- What needs to be done
The word to look for is "wizyty". Report every line of the entries below that has it.
*** Available data
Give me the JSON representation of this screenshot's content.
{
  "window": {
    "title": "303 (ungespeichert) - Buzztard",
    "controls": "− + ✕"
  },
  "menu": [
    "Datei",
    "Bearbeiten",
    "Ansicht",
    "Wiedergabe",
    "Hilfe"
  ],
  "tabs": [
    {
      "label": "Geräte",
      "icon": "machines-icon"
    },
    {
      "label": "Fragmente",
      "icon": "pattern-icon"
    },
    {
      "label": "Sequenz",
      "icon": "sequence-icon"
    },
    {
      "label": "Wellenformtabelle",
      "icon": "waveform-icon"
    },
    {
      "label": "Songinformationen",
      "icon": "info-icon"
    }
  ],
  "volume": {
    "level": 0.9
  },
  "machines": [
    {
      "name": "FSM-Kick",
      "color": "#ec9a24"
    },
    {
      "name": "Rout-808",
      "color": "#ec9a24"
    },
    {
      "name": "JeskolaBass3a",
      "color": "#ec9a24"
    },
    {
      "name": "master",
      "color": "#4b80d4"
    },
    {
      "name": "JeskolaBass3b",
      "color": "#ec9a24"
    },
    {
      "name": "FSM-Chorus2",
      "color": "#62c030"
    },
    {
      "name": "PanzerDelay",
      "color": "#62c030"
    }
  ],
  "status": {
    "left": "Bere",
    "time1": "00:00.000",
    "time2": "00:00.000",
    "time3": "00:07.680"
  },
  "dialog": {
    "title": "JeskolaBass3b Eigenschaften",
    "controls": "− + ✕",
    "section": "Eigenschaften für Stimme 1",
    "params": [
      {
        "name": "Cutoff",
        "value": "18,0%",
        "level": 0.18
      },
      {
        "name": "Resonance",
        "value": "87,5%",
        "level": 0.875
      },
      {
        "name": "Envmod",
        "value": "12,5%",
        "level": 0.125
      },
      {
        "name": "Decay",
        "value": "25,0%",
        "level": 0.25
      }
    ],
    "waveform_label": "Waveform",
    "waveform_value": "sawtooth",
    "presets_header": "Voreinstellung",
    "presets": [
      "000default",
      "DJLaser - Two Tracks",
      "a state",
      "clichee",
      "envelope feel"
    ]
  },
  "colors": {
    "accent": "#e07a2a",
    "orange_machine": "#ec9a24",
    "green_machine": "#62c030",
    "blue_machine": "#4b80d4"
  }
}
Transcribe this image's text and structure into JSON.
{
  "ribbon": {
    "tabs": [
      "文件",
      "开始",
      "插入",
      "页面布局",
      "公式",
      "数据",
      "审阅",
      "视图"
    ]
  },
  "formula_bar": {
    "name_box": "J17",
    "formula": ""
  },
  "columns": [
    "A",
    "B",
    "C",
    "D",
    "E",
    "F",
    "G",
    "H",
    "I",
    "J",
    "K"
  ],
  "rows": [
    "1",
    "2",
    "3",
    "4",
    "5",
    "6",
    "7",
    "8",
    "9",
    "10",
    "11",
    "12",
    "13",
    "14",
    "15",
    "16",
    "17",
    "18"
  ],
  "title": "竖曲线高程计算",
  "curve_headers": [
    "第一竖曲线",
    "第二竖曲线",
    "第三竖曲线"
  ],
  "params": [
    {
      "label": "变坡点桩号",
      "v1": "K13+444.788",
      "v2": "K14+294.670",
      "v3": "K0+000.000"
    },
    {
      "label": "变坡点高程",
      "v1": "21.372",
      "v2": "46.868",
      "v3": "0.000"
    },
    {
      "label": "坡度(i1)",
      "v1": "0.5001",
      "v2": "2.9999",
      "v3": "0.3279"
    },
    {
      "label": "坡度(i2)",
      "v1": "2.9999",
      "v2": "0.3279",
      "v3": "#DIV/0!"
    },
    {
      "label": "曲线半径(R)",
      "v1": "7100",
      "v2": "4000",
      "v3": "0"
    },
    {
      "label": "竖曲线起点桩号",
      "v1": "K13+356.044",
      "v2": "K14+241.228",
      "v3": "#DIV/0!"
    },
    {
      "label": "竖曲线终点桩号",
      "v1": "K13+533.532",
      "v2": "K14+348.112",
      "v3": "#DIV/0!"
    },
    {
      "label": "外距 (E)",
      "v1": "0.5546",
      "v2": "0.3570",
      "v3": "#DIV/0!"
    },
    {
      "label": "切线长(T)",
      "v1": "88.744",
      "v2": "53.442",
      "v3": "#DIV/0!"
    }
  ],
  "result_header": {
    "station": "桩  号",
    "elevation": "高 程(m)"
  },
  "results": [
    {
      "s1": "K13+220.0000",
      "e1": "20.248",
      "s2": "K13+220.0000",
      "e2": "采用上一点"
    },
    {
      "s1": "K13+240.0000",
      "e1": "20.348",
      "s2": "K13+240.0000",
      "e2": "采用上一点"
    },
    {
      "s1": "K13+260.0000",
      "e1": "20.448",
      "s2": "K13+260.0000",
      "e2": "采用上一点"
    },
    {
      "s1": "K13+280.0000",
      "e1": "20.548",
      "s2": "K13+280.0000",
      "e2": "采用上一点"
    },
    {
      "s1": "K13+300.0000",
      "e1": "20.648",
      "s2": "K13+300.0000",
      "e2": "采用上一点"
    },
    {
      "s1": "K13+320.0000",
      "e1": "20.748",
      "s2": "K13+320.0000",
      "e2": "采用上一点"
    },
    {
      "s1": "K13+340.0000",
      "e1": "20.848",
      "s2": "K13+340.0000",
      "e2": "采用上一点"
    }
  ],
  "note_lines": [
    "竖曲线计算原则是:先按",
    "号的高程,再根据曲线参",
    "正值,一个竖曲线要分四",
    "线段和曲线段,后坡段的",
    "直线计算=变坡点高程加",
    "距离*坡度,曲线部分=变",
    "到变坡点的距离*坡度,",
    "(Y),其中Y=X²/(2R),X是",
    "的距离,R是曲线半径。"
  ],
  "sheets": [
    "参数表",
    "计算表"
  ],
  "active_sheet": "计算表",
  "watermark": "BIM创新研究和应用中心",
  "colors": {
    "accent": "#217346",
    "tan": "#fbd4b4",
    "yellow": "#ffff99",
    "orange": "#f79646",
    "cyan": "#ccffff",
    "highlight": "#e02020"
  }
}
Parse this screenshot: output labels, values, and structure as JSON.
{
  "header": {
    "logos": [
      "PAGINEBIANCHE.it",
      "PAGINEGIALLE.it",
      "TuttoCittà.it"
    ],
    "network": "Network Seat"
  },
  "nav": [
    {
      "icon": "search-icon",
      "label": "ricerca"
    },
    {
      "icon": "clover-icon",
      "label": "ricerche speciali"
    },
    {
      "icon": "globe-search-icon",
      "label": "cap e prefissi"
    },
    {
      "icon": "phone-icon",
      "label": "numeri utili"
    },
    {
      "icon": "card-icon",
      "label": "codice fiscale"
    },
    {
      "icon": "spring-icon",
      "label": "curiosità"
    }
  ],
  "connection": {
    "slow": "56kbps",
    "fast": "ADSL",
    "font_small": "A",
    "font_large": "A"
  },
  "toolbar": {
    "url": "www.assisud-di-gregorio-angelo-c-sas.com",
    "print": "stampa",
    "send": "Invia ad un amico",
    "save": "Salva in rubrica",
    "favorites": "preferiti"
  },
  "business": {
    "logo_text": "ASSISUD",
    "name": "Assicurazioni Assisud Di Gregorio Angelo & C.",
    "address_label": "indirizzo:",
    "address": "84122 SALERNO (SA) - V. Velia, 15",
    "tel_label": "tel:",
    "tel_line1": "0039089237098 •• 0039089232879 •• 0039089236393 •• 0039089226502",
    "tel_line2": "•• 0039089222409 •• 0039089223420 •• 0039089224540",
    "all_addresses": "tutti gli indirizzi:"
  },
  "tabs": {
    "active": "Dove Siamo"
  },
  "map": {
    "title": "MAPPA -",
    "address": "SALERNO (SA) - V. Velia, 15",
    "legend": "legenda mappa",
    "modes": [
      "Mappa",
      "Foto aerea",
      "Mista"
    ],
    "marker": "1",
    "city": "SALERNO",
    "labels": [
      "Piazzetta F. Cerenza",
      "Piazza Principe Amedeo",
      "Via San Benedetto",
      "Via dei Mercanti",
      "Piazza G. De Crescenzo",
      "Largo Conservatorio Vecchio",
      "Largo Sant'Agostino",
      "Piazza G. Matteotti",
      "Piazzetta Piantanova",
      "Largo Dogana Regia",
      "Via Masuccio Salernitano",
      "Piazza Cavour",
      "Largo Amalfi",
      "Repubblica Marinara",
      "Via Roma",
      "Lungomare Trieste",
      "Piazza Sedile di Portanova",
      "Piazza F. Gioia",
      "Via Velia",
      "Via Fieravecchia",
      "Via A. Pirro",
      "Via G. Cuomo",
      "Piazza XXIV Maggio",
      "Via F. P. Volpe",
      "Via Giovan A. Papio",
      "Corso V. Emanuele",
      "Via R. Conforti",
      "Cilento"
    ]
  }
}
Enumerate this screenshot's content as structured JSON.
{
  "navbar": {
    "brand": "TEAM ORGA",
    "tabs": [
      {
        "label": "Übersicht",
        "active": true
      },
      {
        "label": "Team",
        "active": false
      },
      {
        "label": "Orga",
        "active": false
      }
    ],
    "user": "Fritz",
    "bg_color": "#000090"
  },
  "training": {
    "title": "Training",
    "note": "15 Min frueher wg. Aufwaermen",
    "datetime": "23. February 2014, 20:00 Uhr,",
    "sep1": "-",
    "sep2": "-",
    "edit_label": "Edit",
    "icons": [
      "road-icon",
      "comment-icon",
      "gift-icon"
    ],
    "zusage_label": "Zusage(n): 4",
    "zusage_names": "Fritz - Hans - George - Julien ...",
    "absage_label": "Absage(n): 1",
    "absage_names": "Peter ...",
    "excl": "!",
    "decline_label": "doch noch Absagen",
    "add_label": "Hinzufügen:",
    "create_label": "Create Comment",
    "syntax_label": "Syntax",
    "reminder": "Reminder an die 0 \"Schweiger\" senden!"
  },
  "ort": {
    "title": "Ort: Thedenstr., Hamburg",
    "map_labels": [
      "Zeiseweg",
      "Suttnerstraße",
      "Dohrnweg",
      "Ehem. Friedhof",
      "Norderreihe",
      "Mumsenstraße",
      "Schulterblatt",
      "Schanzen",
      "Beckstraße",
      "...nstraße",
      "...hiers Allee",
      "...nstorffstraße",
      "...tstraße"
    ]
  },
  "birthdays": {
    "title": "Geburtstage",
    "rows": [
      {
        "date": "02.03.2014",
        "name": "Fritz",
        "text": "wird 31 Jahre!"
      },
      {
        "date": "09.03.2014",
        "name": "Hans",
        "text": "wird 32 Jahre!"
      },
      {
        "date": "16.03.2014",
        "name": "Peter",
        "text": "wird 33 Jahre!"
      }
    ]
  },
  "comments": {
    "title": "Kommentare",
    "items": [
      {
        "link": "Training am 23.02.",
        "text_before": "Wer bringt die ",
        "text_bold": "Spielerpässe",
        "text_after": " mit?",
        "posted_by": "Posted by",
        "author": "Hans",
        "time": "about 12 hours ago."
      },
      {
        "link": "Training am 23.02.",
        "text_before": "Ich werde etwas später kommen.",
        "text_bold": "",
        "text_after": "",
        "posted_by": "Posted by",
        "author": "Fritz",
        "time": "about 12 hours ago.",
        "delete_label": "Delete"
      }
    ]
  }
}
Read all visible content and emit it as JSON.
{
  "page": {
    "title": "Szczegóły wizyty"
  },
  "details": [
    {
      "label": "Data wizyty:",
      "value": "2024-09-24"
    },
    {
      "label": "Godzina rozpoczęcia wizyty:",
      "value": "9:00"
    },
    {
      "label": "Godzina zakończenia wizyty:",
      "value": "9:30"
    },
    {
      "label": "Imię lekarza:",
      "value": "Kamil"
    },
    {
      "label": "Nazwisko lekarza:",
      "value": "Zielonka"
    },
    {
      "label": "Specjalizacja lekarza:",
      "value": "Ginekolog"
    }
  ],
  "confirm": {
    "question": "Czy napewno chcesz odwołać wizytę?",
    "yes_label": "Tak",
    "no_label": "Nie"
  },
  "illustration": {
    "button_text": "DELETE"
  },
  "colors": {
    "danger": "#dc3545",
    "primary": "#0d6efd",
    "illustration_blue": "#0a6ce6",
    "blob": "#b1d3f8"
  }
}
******
- Result for this exercise
    "title": "Szczegóły wizyty"
      "label": "Data wizyty:",
      "label": "Godzina rozpoczęcia wizyty:",
      "label": "Godzina zakończenia wizyty:",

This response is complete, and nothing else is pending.